IDEAS home Printed from
   My bibliography  Save this article

Marketing efficiency of cassava products in Delta State, Nigeria: A stochastic profit frontier approach


  • Rahman, Sanzidur
  • Awerije, Brodrick O.


The present study estimates the level of marketing margin and marketing efficiency of cassava products (i.e., root tuber, gari, fufu, tapioca, starch, and flour) of 105 marketers from three regions of Delta State, Nigeria using a stochastic profit frontier approach. Results reveal that a rise in purchase price of cassava products as well as unit marketing cost significantly reduce marketing margin. A rise in sale price of cassava products increase marketing margin as expected. Marketing experience significantly improves marketing margin as expected. The mean level of marketing efficiency is very low estimated at 55% implying that marketing margin can be substantially increased by eliminating inefficiency arising out of inappropriate allocation of resources, response to prices and scale of operation. Marketing efficiency is significantly higher for marketers who are farmers and the gender of marketer has no impact on efficiency. However, marketers in the Northern Delta region are relatively efficient but inefficient in Central Delta relative to Southern Delta. Policy implications include investment in market infrastructure to reduce fluctuation in prices and marketing costs and training on marketing and market functions for marketers to develop marketing experience.

Suggested Citation

  • Rahman, Sanzidur & Awerije, Brodrick O., 2014. "Marketing efficiency of cassava products in Delta State, Nigeria: A stochastic profit frontier approach," International Journal of Agricultural Management, Institute of Agricultural Management, vol. 4(1), October.
  • Handle: RePEc:ags:ijameu:262340
    DOI: 10.22004/ag.econ.262340

    Download full text from publisher

    File URL:
    Download Restriction: no

    File URL:
    Download Restriction: no

    References listed on IDEAS

    1. Adesina, Akinwumi A. & Djato, Kouakou K., 1997. "Relative efficiency of women as farm managers: Profit function analysis in Cote d'Ivoire," Agricultural Economics, Blackwell, vol. 16(1), pages 47-53, March.
    2. Boris Bravo-Ureta & Daniel Solís & Víctor Moreira López & José Maripani & Abdourahmane Thiam & Teodoro Rivas, 2007. "Technical efficiency in farming: a meta-regression analysis," Journal of Productivity Analysis, Springer, vol. 27(1), pages 57-72, February.
    3. Subal C. Kumbhakar, 2001. "Estimation of Profit Functions When Profit Is Not Maximum," American Journal of Agricultural Economics, Agricultural and Applied Economics Association, vol. 83(1), pages 1-19.
    4. A. Gelan & B.W. Muriithi, 2012. "Measuring and explaining technical efficiency of dairy farms: a case study of smallholder farms in East Africa," Agrekon, Taylor & Francis Journals, vol. 51(2), pages 53-74.
    Full references (including those not matched with items on IDEAS)

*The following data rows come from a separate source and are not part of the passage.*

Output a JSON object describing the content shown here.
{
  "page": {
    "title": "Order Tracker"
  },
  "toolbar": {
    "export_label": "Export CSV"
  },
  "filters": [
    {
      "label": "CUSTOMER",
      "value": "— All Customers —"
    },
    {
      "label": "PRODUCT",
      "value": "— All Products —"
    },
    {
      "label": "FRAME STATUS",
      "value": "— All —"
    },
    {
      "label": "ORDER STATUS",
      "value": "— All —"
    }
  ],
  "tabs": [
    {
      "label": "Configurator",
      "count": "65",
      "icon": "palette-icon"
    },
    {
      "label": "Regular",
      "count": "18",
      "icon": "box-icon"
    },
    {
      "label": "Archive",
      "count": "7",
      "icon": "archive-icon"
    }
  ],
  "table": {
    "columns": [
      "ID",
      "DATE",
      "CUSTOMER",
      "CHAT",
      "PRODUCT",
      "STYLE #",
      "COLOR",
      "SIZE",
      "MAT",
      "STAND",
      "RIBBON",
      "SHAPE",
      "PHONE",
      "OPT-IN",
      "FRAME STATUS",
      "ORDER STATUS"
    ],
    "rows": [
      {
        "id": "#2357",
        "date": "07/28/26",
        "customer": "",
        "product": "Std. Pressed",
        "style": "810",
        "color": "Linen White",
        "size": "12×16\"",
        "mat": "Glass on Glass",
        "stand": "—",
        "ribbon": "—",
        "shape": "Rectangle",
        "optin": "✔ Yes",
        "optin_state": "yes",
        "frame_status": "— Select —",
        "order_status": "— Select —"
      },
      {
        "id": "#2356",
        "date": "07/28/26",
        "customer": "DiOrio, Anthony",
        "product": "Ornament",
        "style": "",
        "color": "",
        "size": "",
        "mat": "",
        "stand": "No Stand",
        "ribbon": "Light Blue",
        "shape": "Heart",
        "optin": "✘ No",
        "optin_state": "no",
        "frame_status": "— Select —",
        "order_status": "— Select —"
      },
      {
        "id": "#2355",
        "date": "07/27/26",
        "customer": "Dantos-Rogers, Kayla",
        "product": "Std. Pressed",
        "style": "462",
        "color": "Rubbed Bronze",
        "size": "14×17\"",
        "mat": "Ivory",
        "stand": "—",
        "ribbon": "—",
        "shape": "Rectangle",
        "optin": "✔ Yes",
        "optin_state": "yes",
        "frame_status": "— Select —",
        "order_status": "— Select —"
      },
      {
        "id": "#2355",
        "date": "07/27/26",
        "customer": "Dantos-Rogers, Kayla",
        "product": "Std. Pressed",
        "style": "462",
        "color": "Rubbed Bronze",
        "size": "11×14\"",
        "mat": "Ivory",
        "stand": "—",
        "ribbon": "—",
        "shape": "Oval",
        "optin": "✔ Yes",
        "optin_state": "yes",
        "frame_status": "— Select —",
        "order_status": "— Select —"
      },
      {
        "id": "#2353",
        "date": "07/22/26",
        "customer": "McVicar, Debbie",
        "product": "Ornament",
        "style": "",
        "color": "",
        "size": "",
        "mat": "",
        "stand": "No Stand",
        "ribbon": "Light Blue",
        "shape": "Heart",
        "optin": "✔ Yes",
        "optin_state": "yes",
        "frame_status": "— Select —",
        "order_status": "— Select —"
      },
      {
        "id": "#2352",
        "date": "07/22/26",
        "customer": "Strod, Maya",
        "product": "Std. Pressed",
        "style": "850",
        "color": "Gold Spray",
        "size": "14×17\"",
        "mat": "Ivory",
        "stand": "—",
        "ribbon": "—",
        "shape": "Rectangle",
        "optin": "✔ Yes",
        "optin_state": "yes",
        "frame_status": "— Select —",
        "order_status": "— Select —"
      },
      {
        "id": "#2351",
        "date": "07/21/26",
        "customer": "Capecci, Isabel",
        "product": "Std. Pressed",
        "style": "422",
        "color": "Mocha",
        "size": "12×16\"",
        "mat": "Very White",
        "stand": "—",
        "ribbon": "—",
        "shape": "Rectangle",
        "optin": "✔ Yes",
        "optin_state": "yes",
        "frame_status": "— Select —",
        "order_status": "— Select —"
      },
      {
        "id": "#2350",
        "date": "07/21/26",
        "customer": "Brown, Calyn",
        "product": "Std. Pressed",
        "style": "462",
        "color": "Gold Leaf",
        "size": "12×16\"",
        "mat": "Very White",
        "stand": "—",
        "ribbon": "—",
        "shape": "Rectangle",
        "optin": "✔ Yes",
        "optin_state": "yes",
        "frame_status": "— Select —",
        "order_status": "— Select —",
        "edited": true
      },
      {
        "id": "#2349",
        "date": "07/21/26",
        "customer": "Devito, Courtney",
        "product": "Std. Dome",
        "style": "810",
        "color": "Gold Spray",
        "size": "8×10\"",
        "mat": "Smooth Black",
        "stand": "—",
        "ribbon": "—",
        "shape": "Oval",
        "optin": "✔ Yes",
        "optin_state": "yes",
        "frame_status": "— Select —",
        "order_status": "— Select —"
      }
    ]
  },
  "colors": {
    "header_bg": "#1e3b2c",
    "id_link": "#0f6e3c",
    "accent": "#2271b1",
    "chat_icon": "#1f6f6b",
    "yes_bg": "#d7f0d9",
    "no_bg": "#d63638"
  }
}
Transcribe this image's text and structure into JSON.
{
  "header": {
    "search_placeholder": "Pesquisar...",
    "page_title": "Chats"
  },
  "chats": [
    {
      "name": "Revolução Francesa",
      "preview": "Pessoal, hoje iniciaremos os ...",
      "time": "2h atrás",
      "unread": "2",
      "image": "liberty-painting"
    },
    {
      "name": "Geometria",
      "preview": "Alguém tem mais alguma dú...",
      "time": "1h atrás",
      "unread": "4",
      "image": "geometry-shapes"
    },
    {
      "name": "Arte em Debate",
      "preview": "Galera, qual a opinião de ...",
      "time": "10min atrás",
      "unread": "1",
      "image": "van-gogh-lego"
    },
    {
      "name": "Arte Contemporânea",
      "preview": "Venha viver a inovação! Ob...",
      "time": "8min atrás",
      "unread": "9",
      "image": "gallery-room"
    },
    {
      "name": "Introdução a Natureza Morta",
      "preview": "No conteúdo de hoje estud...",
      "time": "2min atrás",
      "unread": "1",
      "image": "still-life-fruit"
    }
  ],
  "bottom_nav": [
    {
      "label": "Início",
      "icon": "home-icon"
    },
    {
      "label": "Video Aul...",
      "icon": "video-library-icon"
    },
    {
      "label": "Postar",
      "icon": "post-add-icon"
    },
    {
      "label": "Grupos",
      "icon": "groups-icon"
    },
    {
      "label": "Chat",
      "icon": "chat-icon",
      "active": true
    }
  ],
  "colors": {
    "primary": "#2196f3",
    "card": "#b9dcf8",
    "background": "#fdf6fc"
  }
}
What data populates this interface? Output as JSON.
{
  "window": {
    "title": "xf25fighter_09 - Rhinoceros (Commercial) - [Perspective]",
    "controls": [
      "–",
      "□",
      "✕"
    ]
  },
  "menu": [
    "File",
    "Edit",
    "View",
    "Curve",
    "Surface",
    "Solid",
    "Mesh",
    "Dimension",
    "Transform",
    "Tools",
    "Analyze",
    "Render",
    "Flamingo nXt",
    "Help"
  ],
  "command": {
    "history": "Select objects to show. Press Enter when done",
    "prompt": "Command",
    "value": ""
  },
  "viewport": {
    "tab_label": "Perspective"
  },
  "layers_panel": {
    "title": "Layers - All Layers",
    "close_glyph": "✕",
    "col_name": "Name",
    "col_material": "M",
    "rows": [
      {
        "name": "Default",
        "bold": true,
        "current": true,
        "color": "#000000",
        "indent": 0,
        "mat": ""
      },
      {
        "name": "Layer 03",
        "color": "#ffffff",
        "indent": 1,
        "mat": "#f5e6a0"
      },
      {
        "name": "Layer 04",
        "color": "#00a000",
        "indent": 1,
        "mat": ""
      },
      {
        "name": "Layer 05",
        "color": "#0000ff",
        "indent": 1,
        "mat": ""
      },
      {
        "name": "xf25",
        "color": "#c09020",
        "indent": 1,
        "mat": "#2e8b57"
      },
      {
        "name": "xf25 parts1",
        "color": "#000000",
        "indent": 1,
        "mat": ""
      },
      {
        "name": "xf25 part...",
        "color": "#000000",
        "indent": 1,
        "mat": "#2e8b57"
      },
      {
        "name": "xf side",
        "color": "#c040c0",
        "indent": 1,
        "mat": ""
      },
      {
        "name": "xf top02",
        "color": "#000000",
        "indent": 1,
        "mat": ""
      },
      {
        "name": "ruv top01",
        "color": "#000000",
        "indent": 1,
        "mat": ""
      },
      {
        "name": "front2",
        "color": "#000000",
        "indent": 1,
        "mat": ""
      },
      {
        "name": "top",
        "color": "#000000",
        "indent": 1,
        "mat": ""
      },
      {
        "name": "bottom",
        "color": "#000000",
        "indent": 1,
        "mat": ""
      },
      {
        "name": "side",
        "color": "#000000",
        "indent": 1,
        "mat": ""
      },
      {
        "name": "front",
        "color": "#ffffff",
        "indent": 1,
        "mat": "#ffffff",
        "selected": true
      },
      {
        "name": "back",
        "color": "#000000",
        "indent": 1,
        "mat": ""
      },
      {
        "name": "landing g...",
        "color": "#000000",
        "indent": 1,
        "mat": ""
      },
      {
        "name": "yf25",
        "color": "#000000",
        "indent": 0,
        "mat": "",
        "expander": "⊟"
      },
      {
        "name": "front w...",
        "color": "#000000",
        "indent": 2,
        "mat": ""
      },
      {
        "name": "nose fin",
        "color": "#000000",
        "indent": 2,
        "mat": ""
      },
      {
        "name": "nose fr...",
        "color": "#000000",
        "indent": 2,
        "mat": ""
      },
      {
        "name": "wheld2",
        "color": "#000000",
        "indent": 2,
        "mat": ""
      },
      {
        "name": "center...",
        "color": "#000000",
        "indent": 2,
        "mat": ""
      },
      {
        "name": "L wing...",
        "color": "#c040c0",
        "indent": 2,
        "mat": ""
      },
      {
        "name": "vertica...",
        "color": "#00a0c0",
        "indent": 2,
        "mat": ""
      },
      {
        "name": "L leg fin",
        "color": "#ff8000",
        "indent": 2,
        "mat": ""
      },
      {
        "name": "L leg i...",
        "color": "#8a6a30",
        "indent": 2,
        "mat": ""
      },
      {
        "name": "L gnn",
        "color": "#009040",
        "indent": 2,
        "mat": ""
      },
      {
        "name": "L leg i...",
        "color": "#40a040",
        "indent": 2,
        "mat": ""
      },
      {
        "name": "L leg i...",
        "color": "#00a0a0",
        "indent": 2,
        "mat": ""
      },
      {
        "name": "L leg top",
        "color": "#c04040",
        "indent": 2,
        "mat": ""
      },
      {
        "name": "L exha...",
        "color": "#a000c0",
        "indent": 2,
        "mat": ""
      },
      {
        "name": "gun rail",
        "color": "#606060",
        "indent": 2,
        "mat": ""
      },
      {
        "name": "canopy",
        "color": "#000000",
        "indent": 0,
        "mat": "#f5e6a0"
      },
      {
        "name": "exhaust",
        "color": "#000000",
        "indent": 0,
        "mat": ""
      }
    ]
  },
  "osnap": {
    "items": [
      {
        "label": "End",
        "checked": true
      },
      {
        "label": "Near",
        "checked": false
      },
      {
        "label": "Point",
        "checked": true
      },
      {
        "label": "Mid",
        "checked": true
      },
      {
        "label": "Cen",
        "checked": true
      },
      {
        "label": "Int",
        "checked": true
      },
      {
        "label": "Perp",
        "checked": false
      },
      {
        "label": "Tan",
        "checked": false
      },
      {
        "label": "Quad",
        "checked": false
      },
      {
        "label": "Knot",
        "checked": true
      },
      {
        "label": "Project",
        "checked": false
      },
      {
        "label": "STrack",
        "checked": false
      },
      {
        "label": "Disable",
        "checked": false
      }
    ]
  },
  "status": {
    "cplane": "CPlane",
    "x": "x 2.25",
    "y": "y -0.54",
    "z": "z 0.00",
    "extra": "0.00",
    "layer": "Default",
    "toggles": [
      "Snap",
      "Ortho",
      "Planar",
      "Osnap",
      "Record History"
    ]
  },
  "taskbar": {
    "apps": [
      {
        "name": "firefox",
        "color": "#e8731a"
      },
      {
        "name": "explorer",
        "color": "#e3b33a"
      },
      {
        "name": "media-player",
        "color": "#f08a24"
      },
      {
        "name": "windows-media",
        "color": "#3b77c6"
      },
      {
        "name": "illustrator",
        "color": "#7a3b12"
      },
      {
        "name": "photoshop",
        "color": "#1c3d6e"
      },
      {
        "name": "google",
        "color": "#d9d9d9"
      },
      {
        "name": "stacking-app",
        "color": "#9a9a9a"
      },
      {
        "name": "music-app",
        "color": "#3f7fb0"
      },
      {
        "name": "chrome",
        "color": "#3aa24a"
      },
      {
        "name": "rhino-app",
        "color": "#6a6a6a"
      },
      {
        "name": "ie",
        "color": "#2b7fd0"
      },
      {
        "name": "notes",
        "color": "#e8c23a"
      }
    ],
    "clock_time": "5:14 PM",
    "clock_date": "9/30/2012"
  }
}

    All material on this site has been provided by the respective publishers and authors. You can help correct errors and omissions. When requesting a correction, please mention this item's handle: RePEc:ags:ijameu:262340. See general information about how to correct material in RePEc.

    For technical questions regarding this item, or to correct its authors, title, abstract, bibliographic or download information, contact: (AgEcon Search). General contact details of provider: .

    If you have authored this item and are not yet registered with RePEc, we encourage you to do it here. This allows to link your profile to this item. It also allows you to accept potential citations to this item that we are uncertain about.

    If CitEc recognized a reference but did not link an item in RePEc to it, you can help with this form .

    If you know of missing items citing this one, you can help us creating those links by adding the relevant references in the same way as above, for each refering item. If you are a registered author of this item, you may also want to check the "citations" tab in your RePEc Author Service profile, as there may be some citations waiting for confirmation.

    Please note that corrections may take a couple of weeks to filter through the various RePEc services.

    IDEAS is a RePEc service hosted by the Research Division of the Federal Reserve Bank of St. Louis . RePEc uses bibliographic data supplied by the respective publishers.